What needs to be done: All the entries, exactly as they read, must be written out again.

━━━━━ Source records ━━━━━

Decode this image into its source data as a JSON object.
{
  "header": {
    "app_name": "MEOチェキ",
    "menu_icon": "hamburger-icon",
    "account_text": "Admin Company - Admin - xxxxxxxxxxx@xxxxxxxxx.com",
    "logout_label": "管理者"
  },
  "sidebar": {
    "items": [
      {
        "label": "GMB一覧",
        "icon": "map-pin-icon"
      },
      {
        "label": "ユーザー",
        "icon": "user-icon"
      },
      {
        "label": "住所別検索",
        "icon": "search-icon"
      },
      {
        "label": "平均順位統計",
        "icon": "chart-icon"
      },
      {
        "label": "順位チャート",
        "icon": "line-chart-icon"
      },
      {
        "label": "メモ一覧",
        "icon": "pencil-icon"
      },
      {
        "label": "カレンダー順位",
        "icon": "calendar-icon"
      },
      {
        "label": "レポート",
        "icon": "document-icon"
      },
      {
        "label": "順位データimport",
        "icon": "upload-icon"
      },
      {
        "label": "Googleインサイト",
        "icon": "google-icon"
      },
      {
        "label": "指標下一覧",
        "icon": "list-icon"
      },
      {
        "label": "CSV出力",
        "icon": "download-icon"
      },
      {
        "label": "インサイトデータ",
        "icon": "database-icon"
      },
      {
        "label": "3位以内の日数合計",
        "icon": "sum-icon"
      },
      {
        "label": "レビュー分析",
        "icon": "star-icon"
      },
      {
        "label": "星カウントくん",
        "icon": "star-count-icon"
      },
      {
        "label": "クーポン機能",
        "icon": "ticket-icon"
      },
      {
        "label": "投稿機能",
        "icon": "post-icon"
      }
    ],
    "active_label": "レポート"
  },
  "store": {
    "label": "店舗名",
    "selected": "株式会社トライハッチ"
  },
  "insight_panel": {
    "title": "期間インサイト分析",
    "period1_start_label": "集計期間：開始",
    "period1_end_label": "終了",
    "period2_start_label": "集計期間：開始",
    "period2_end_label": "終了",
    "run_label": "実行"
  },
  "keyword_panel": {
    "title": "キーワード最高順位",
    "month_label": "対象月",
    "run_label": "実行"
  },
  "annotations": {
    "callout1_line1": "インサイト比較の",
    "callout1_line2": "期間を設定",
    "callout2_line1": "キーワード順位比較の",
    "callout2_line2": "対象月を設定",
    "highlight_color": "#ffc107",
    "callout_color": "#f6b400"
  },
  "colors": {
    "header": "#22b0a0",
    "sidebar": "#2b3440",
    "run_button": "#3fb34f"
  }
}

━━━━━

Worked solution:
Decode this image into its source data as a JSON object.
{
  "header": {
    "app_name": "MEOチェキ",
    "menu_icon": "hamburger-icon",
    "account_text": "Admin Company - Admin - xxxxxxxxxxx@xxxxxxxxx.com",
    "logout_label": "管理者"
  },
  "sidebar": {
    "items": [
      {
        "label": "GMB一覧",
        "icon": "map-pin-icon"
      },
      {
        "label": "ユーザー",
        "icon": "user-icon"
      },
      {
        "label": "住所別検索",
        "icon": "search-icon"
      },
      {
        "label": "平均順位統計",
        "icon": "chart-icon"
      },
      {
        "label": "順位チャート",
        "icon": "line-chart-icon"
      },
      {
        "label": "メモ一覧",
        "icon": "pencil-icon"
      },
      {
        "label": "カレンダー順位",
        "icon": "calendar-icon"
      },
      {
        "label": "レポート",
        "icon": "document-icon"
      },
      {
        "label": "順位データimport",
        "icon": "upload-icon"
      },
      {
        "label": "Googleインサイト",
        "icon": "google-icon"
      },
      {
        "label": "指標下一覧",
        "icon": "list-icon"
      },
      {
        "label": "CSV出力",
        "icon": "download-icon"
      },
      {
        "label": "インサイトデータ",
        "icon": "database-icon"
      },
      {
        "label": "3位以内の日数合計",
        "icon": "sum-icon"
      },
      {
        "label": "レビュー分析",
        "icon": "star-icon"
      },
      {
        "label": "星カウントくん",
        "icon": "star-count-icon"
      },
      {
        "label": "クーポン機能",
        "icon": "ticket-icon"
      },
      {
        "label": "投稿機能",
        "icon": "post-icon"
      }
    ],
    "active_label": "レポート"
  },
  "store": {
    "label": "店舗名",
    "selected": "株式会社トライハッチ"
  },
  "insight_panel": {
    "title": "期間インサイト分析",
    "period1_start_label": "集計期間：開始",
    "period1_end_label": "終了",
    "period2_start_label": "集計期間：開始",
    "period2_end_label": "終了",
    "run_label": "実行"
  },
  "keyword_panel": {
    "title": "キーワード最高順位",
    "month_label": "対象月",
    "run_label": "実行"
  },
  "annotations": {
    "callout1_line1": "インサイト比較の",
    "callout1_line2": "期間を設定",
    "callout2_line1": "キーワード順位比較の",
    "callout2_line2": "対象月を設定",
    "highlight_color": "#ffc107",
    "callout_color": "#f6b400"
  },
  "colors": {
    "header": "#22b0a0",
    "sidebar": "#2b3440",
    "run_button": "#3fb34f"
  }
}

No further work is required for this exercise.